The finished copy should match every record exactly and contain no pictures.

- Data records -

'''

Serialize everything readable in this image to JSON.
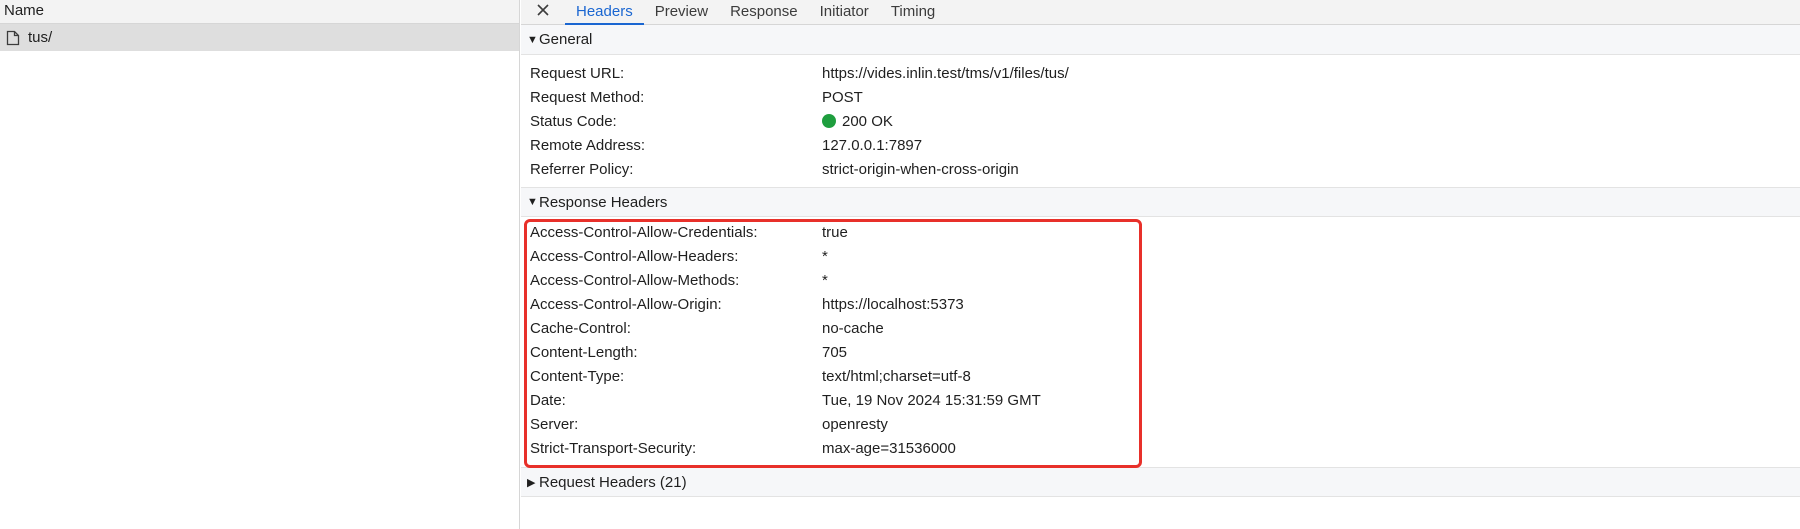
{
  "left": {
    "column_header": "Name",
    "rows": [
      {
        "name": "tus/",
        "icon": "file-icon"
      }
    ]
  },
  "tabs": {
    "close_icon": "close-icon",
    "items": [
      {
        "label": "Headers",
        "active": true
      },
      {
        "label": "Preview",
        "active": false
      },
      {
        "label": "Response",
        "active": false
      },
      {
        "label": "Initiator",
        "active": false
      },
      {
        "label": "Timing",
        "active": false
      }
    ]
  },
  "general": {
    "title": "General",
    "expanded": true,
    "rows": [
      {
        "key": "Request URL:",
        "value": "https://vides.inlin.test/tms/v1/files/tus/"
      },
      {
        "key": "Request Method:",
        "value": "POST"
      },
      {
        "key": "Status Code:",
        "value": "200 OK",
        "status_color": "#1e9e3e"
      },
      {
        "key": "Remote Address:",
        "value": "127.0.0.1:7897"
      },
      {
        "key": "Referrer Policy:",
        "value": "strict-origin-when-cross-origin"
      }
    ]
  },
  "response_headers": {
    "title": "Response Headers",
    "expanded": true,
    "highlight_color": "#e8302a",
    "rows": [
      {
        "key": "Access-Control-Allow-Credentials:",
        "value": "true"
      },
      {
        "key": "Access-Control-Allow-Headers:",
        "value": "*"
      },
      {
        "key": "Access-Control-Allow-Methods:",
        "value": "*"
      },
      {
        "key": "Access-Control-Allow-Origin:",
        "value": "https://localhost:5373"
      },
      {
        "key": "Cache-Control:",
        "value": "no-cache"
      },
      {
        "key": "Content-Length:",
        "value": "705"
      },
      {
        "key": "Content-Type:",
        "value": "text/html;charset=utf-8"
      },
      {
        "key": "Date:",
        "value": "Tue, 19 Nov 2024 15:31:59 GMT"
      },
      {
        "key": "Server:",
        "value": "openresty"
      },
      {
        "key": "Strict-Transport-Security:",
        "value": "max-age=31536000"
      }
    ]
  },
  "request_headers": {
    "title": "Request Headers (21)",
    "expanded": false
  },
  "colors": {
    "accent": "#1a66d1",
    "selected_row": "#dedede",
    "status_ok": "#1e9e3e"
  }
}
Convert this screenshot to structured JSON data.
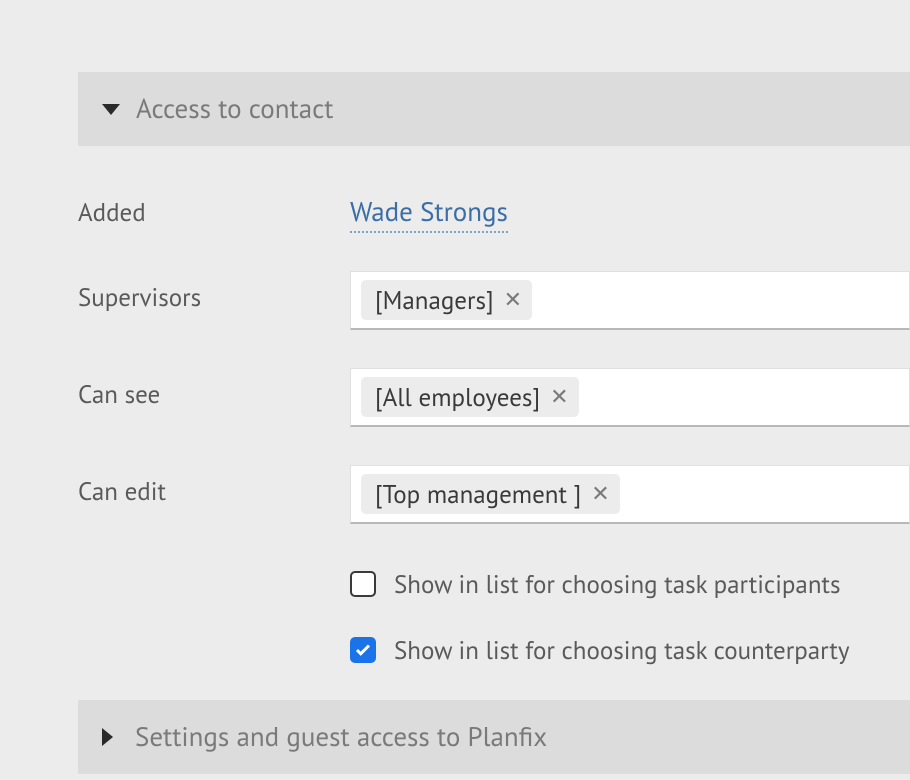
{
  "sections": {
    "access": {
      "title": "Access to contact",
      "expanded": true
    },
    "settings": {
      "title": "Settings and guest access to Planfix",
      "expanded": false
    }
  },
  "form": {
    "added": {
      "label": "Added",
      "user": "Wade Strongs"
    },
    "supervisors": {
      "label": "Supervisors",
      "tags": [
        "[Managers]"
      ]
    },
    "can_see": {
      "label": "Can see",
      "tags": [
        "[All employees]"
      ]
    },
    "can_edit": {
      "label": "Can edit",
      "tags": [
        "[Top management ]"
      ]
    }
  },
  "checkboxes": {
    "participants": {
      "label": "Show in list for choosing task participants",
      "checked": false
    },
    "counterparty": {
      "label": "Show in list for choosing task counterparty",
      "checked": true
    }
  }
}
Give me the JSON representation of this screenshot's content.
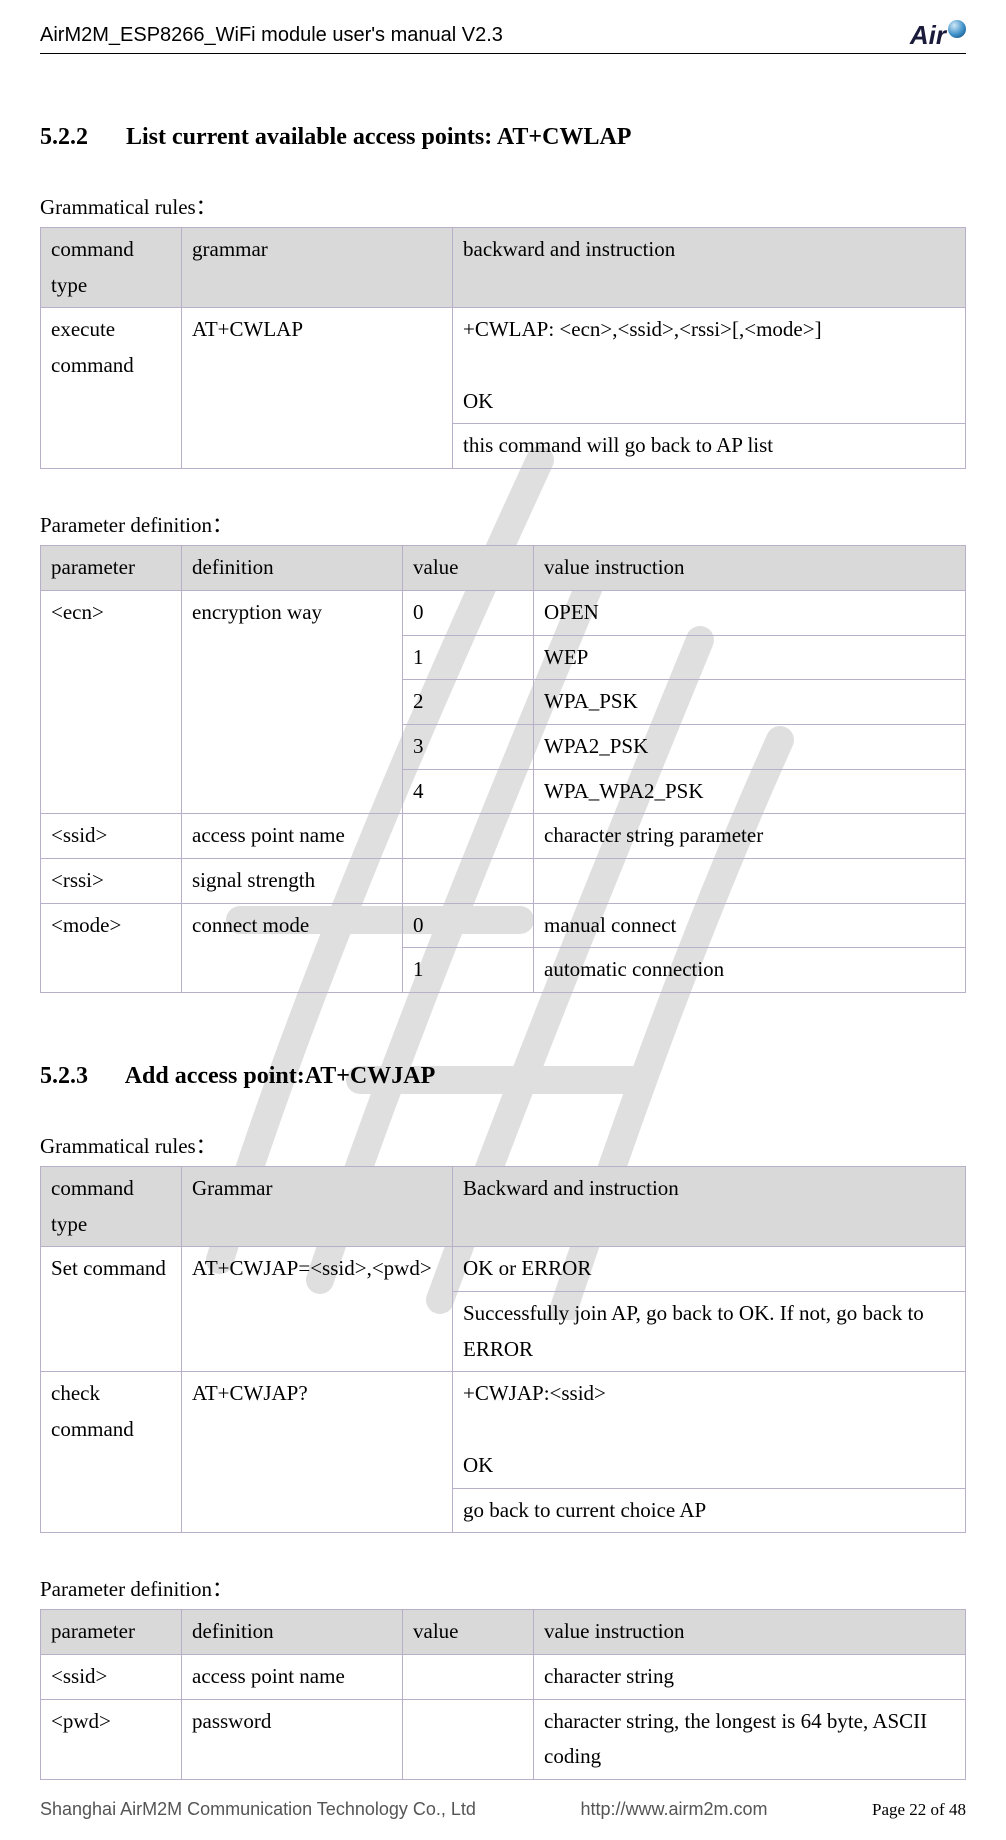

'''

- Answer area -
Serialize everything readable in this image to JSON.
{
  "left": {
    "column_header": "Name",
    "rows": [
      {
        "name": "tus/",
        "icon": "file-icon"
      }
    ]
  },
  "tabs": {
    "close_icon": "close-icon",
    "items": [
      {
        "label": "Headers",
        "active": true
      },
      {
        "label": "Preview",
        "active": false
      },
      {
        "label": "Response",
        "active": false
      },
      {
        "label": "Initiator",
        "active": false
      },
      {
        "label": "Timing",
        "active": false
      }
    ]
  },
  "general": {
    "title": "General",
    "expanded": true,
    "rows": [
      {
        "key": "Request URL:",
        "value": "https://vides.inlin.test/tms/v1/files/tus/"
      },
      {
        "key": "Request Method:",
        "value": "POST"
      },
      {
        "key": "Status Code:",
        "value": "200 OK",
        "status_color": "#1e9e3e"
      },
      {
        "key": "Remote Address:",
        "value": "127.0.0.1:7897"
      },
      {
        "key": "Referrer Policy:",
        "value": "strict-origin-when-cross-origin"
      }
    ]
  },
  "response_headers": {
    "title": "Response Headers",
    "expanded": true,
    "highlight_color": "#e8302a",
    "rows": [
      {
        "key": "Access-Control-Allow-Credentials:",
        "value": "true"
      },
      {
        "key": "Access-Control-Allow-Headers:",
        "value": "*"
      },
      {
        "key": "Access-Control-Allow-Methods:",
        "value": "*"
      },
      {
        "key": "Access-Control-Allow-Origin:",
        "value": "https://localhost:5373"
      },
      {
        "key": "Cache-Control:",
        "value": "no-cache"
      },
      {
        "key": "Content-Length:",
        "value": "705"
      },
      {
        "key": "Content-Type:",
        "value": "text/html;charset=utf-8"
      },
      {
        "key": "Date:",
        "value": "Tue, 19 Nov 2024 15:31:59 GMT"
      },
      {
        "key": "Server:",
        "value": "openresty"
      },
      {
        "key": "Strict-Transport-Security:",
        "value": "max-age=31536000"
      }
    ]
  },
  "request_headers": {
    "title": "Request Headers (21)",
    "expanded": false
  },
  "colors": {
    "accent": "#1a66d1",
    "selected_row": "#dedede",
    "status_ok": "#1e9e3e"
  }
}
Convert this screenshot to structured JSON data.
{
  "sections": {
    "access": {
      "title": "Access to contact",
      "expanded": true
    },
    "settings": {
      "title": "Settings and guest access to Planfix",
      "expanded": false
    }
  },
  "form": {
    "added": {
      "label": "Added",
      "user": "Wade Strongs"
    },
    "supervisors": {
      "label": "Supervisors",
      "tags": [
        "[Managers]"
      ]
    },
    "can_see": {
      "label": "Can see",
      "tags": [
        "[All employees]"
      ]
    },
    "can_edit": {
      "label": "Can edit",
      "tags": [
        "[Top management ]"
      ]
    }
  },
  "checkboxes": {
    "participants": {
      "label": "Show in list for choosing task participants",
      "checked": false
    },
    "counterparty": {
      "label": "Show in list for choosing task counterparty",
      "checked": true
    }
  }
}
Give me the JSON representation of this screenshot's content.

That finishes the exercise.